(Directions) Retype all of the records shown beneath this task, exactly as they stand.

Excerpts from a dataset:
Segment Open
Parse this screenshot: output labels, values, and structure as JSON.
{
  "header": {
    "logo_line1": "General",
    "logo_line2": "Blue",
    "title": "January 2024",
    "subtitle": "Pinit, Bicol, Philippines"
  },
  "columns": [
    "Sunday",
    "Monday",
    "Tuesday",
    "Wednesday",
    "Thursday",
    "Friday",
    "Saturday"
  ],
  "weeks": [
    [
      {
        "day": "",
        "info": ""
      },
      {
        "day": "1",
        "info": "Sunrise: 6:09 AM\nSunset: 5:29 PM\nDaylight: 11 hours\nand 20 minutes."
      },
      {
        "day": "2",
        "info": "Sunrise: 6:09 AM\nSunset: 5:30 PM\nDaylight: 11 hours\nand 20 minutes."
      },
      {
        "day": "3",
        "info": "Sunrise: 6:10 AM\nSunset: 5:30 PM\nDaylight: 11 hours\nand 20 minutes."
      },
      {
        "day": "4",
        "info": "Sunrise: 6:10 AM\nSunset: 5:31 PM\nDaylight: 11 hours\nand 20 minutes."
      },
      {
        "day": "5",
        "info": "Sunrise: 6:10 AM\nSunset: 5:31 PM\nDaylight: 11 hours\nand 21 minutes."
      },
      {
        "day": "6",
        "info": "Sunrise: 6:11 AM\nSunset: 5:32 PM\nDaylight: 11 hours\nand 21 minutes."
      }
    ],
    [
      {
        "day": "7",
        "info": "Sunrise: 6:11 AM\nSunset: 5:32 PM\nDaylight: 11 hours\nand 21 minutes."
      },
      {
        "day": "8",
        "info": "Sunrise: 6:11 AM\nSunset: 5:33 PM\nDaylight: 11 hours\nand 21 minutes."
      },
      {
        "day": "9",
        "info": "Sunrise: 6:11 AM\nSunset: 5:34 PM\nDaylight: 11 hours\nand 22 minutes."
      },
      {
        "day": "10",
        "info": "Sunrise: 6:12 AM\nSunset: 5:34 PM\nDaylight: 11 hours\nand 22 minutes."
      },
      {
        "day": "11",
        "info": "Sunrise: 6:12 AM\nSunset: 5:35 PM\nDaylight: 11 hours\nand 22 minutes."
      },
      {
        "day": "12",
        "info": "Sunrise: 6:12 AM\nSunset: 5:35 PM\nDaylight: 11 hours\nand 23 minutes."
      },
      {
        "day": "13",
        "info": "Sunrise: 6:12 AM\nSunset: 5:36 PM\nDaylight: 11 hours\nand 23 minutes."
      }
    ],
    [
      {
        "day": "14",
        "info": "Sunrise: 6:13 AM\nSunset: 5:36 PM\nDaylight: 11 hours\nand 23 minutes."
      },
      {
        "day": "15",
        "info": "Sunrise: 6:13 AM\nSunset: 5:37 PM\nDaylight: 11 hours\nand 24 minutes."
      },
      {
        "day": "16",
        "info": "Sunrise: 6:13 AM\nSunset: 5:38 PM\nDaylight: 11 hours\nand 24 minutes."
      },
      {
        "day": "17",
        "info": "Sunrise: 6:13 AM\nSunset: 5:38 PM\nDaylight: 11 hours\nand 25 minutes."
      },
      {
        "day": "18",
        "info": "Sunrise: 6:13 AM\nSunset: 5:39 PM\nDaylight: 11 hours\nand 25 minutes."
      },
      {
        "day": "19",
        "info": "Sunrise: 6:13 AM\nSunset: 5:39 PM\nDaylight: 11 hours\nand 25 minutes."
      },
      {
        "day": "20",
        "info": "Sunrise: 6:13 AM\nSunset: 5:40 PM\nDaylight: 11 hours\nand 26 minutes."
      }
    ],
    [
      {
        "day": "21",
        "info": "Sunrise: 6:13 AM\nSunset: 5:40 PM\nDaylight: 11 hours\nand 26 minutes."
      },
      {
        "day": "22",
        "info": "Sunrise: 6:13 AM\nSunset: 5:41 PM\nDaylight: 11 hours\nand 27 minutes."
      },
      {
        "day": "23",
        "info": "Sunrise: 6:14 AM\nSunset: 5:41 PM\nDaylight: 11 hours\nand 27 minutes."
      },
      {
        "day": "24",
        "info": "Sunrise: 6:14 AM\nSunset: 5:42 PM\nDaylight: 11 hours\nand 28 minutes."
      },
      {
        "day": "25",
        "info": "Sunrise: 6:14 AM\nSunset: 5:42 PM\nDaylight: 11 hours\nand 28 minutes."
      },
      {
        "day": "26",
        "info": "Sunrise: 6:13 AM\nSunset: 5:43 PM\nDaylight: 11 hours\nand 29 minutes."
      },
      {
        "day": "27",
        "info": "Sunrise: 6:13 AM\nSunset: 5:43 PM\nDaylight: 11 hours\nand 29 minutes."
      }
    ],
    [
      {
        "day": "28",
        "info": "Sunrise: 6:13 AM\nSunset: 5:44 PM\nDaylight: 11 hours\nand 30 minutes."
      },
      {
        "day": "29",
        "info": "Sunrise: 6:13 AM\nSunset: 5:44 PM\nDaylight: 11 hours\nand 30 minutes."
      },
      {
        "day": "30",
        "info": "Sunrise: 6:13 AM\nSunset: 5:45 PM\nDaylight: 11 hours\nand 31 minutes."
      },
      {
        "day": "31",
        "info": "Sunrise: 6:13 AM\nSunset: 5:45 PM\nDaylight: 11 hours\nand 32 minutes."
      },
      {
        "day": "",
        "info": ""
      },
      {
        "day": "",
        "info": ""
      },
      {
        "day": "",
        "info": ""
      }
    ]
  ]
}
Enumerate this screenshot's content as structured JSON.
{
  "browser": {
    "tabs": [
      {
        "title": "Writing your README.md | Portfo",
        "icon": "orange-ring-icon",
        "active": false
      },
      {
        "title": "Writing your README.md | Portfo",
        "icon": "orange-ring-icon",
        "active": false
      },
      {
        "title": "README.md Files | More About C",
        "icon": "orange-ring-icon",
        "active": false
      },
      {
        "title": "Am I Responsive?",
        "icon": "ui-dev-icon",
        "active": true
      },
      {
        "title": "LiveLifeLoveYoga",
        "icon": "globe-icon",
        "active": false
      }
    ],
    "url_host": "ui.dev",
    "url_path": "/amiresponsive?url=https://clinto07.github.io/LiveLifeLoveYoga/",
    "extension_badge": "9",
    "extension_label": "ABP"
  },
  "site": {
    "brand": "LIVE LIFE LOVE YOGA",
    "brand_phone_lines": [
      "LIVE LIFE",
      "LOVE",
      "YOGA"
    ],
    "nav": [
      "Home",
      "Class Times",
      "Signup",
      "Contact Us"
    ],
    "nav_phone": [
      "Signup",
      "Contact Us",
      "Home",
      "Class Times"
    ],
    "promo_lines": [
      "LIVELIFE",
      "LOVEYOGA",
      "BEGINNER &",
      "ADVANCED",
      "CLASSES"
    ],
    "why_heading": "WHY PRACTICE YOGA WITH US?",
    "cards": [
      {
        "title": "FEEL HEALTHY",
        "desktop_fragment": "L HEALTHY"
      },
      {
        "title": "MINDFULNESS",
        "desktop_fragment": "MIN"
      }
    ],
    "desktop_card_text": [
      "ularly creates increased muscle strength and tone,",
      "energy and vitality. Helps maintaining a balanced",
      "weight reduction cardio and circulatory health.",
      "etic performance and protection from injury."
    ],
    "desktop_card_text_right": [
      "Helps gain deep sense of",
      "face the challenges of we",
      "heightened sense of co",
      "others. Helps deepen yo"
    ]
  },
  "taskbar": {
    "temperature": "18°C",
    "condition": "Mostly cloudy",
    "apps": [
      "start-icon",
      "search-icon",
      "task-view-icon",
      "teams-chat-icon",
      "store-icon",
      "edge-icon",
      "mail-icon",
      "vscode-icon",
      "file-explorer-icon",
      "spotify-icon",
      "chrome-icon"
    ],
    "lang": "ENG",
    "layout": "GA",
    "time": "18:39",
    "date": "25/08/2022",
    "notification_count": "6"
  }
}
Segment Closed
(Result of the task)
Parse this screenshot: output labels, values, and structure as JSON.
{
  "header": {
    "logo_line1": "General",
    "logo_line2": "Blue",
    "title": "January 2024",
    "subtitle": "Pinit, Bicol, Philippines"
  },
  "columns": [
    "Sunday",
    "Monday",
    "Tuesday",
    "Wednesday",
    "Thursday",
    "Friday",
    "Saturday"
  ],
  "weeks": [
    [
      {
        "day": "",
        "info": ""
      },
      {
        "day": "1",
        "info": "Sunrise: 6:09 AM\nSunset: 5:29 PM\nDaylight: 11 hours\nand 20 minutes."
      },
      {
        "day": "2",
        "info": "Sunrise: 6:09 AM\nSunset: 5:30 PM\nDaylight: 11 hours\nand 20 minutes."
      },
      {
        "day": "3",
        "info": "Sunrise: 6:10 AM\nSunset: 5:30 PM\nDaylight: 11 hours\nand 20 minutes."
      },
      {
        "day": "4",
        "info": "Sunrise: 6:10 AM\nSunset: 5:31 PM\nDaylight: 11 hours\nand 20 minutes."
      },
      {
        "day": "5",
        "info": "Sunrise: 6:10 AM\nSunset: 5:31 PM\nDaylight: 11 hours\nand 21 minutes."
      },
      {
        "day": "6",
        "info": "Sunrise: 6:11 AM\nSunset: 5:32 PM\nDaylight: 11 hours\nand 21 minutes."
      }
    ],
    [
      {
        "day": "7",
        "info": "Sunrise: 6:11 AM\nSunset: 5:32 PM\nDaylight: 11 hours\nand 21 minutes."
      },
      {
        "day": "8",
        "info": "Sunrise: 6:11 AM\nSunset: 5:33 PM\nDaylight: 11 hours\nand 21 minutes."
      },
      {
        "day": "9",
        "info": "Sunrise: 6:11 AM\nSunset: 5:34 PM\nDaylight: 11 hours\nand 22 minutes."
      },
      {
        "day": "10",
        "info": "Sunrise: 6:12 AM\nSunset: 5:34 PM\nDaylight: 11 hours\nand 22 minutes."
      },
      {
        "day": "11",
        "info": "Sunrise: 6:12 AM\nSunset: 5:35 PM\nDaylight: 11 hours\nand 22 minutes."
      },
      {
        "day": "12",
        "info": "Sunrise: 6:12 AM\nSunset: 5:35 PM\nDaylight: 11 hours\nand 23 minutes."
      },
      {
        "day": "13",
        "info": "Sunrise: 6:12 AM\nSunset: 5:36 PM\nDaylight: 11 hours\nand 23 minutes."
      }
    ],
    [
      {
        "day": "14",
        "info": "Sunrise: 6:13 AM\nSunset: 5:36 PM\nDaylight: 11 hours\nand 23 minutes."
      },
      {
        "day": "15",
        "info": "Sunrise: 6:13 AM\nSunset: 5:37 PM\nDaylight: 11 hours\nand 24 minutes."
      },
      {
        "day": "16",
        "info": "Sunrise: 6:13 AM\nSunset: 5:38 PM\nDaylight: 11 hours\nand 24 minutes."
      },
      {
        "day": "17",
        "info": "Sunrise: 6:13 AM\nSunset: 5:38 PM\nDaylight: 11 hours\nand 25 minutes."
      },
      {
        "day": "18",
        "info": "Sunrise: 6:13 AM\nSunset: 5:39 PM\nDaylight: 11 hours\nand 25 minutes."
      },
      {
        "day": "19",
        "info": "Sunrise: 6:13 AM\nSunset: 5:39 PM\nDaylight: 11 hours\nand 25 minutes."
      },
      {
        "day": "20",
        "info": "Sunrise: 6:13 AM\nSunset: 5:40 PM\nDaylight: 11 hours\nand 26 minutes."
      }
    ],
    [
      {
        "day": "21",
        "info": "Sunrise: 6:13 AM\nSunset: 5:40 PM\nDaylight: 11 hours\nand 26 minutes."
      },
      {
        "day": "22",
        "info": "Sunrise: 6:13 AM\nSunset: 5:41 PM\nDaylight: 11 hours\nand 27 minutes."
      },
      {
        "day": "23",
        "info": "Sunrise: 6:14 AM\nSunset: 5:41 PM\nDaylight: 11 hours\nand 27 minutes."
      },
      {
        "day": "24",
        "info": "Sunrise: 6:14 AM\nSunset: 5:42 PM\nDaylight: 11 hours\nand 28 minutes."
      },
      {
        "day": "25",
        "info": "Sunrise: 6:14 AM\nSunset: 5:42 PM\nDaylight: 11 hours\nand 28 minutes."
      },
      {
        "day": "26",
        "info": "Sunrise: 6:13 AM\nSunset: 5:43 PM\nDaylight: 11 hours\nand 29 minutes."
      },
      {
        "day": "27",
        "info": "Sunrise: 6:13 AM\nSunset: 5:43 PM\nDaylight: 11 hours\nand 29 minutes."
      }
    ],
    [
      {
        "day": "28",
        "info": "Sunrise: 6:13 AM\nSunset: 5:44 PM\nDaylight: 11 hours\nand 30 minutes."
      },
      {
        "day": "29",
        "info": "Sunrise: 6:13 AM\nSunset: 5:44 PM\nDaylight: 11 hours\nand 30 minutes."
      },
      {
        "day": "30",
        "info": "Sunrise: 6:13 AM\nSunset: 5:45 PM\nDaylight: 11 hours\nand 31 minutes."
      },
      {
        "day": "31",
        "info": "Sunrise: 6:13 AM\nSunset: 5:45 PM\nDaylight: 11 hours\nand 32 minutes."
      },
      {
        "day": "",
        "info": ""
      },
      {
        "day": "",
        "info": ""
      },
      {
        "day": "",
        "info": ""
      }
    ]
  ]
}
Enumerate this screenshot's content as structured JSON.
{
  "browser": {
    "tabs": [
      {
        "title": "Writing your README.md | Portfo",
        "icon": "orange-ring-icon",
        "active": false
      },
      {
        "title": "Writing your README.md | Portfo",
        "icon": "orange-ring-icon",
        "active": false
      },
      {
        "title": "README.md Files | More About C",
        "icon": "orange-ring-icon",
        "active": false
      },
      {
        "title": "Am I Responsive?",
        "icon": "ui-dev-icon",
        "active": true
      },
      {
        "title": "LiveLifeLoveYoga",
        "icon": "globe-icon",
        "active": false
      }
    ],
    "url_host": "ui.dev",
    "url_path": "/amiresponsive?url=https://clinto07.github.io/LiveLifeLoveYoga/",
    "extension_badge": "9",
    "extension_label": "ABP"
  },
  "site": {
    "brand": "LIVE LIFE LOVE YOGA",
    "brand_phone_lines": [
      "LIVE LIFE",
      "LOVE",
      "YOGA"
    ],
    "nav": [
      "Home",
      "Class Times",
      "Signup",
      "Contact Us"
    ],
    "nav_phone": [
      "Signup",
      "Contact Us",
      "Home",
      "Class Times"
    ],
    "promo_lines": [
      "LIVELIFE",
      "LOVEYOGA",
      "BEGINNER &",
      "ADVANCED",
      "CLASSES"
    ],
    "why_heading": "WHY PRACTICE YOGA WITH US?",
    "cards": [
      {
        "title": "FEEL HEALTHY",
        "desktop_fragment": "L HEALTHY"
      },
      {
        "title": "MINDFULNESS",
        "desktop_fragment": "MIN"
      }
    ],
    "desktop_card_text": [
      "ularly creates increased muscle strength and tone,",
      "energy and vitality. Helps maintaining a balanced",
      "weight reduction cardio and circulatory health.",
      "etic performance and protection from injury."
    ],
    "desktop_card_text_right": [
      "Helps gain deep sense of",
      "face the challenges of we",
      "heightened sense of co",
      "others. Helps deepen yo"
    ]
  },
  "taskbar": {
    "temperature": "18°C",
    "condition": "Mostly cloudy",
    "apps": [
      "start-icon",
      "search-icon",
      "task-view-icon",
      "teams-chat-icon",
      "store-icon",
      "edge-icon",
      "mail-icon",
      "vscode-icon",
      "file-explorer-icon",
      "spotify-icon",
      "chrome-icon"
    ],
    "lang": "ENG",
    "layout": "GA",
    "time": "18:39",
    "date": "25/08/2022",
    "notification_count": "6"
  }
}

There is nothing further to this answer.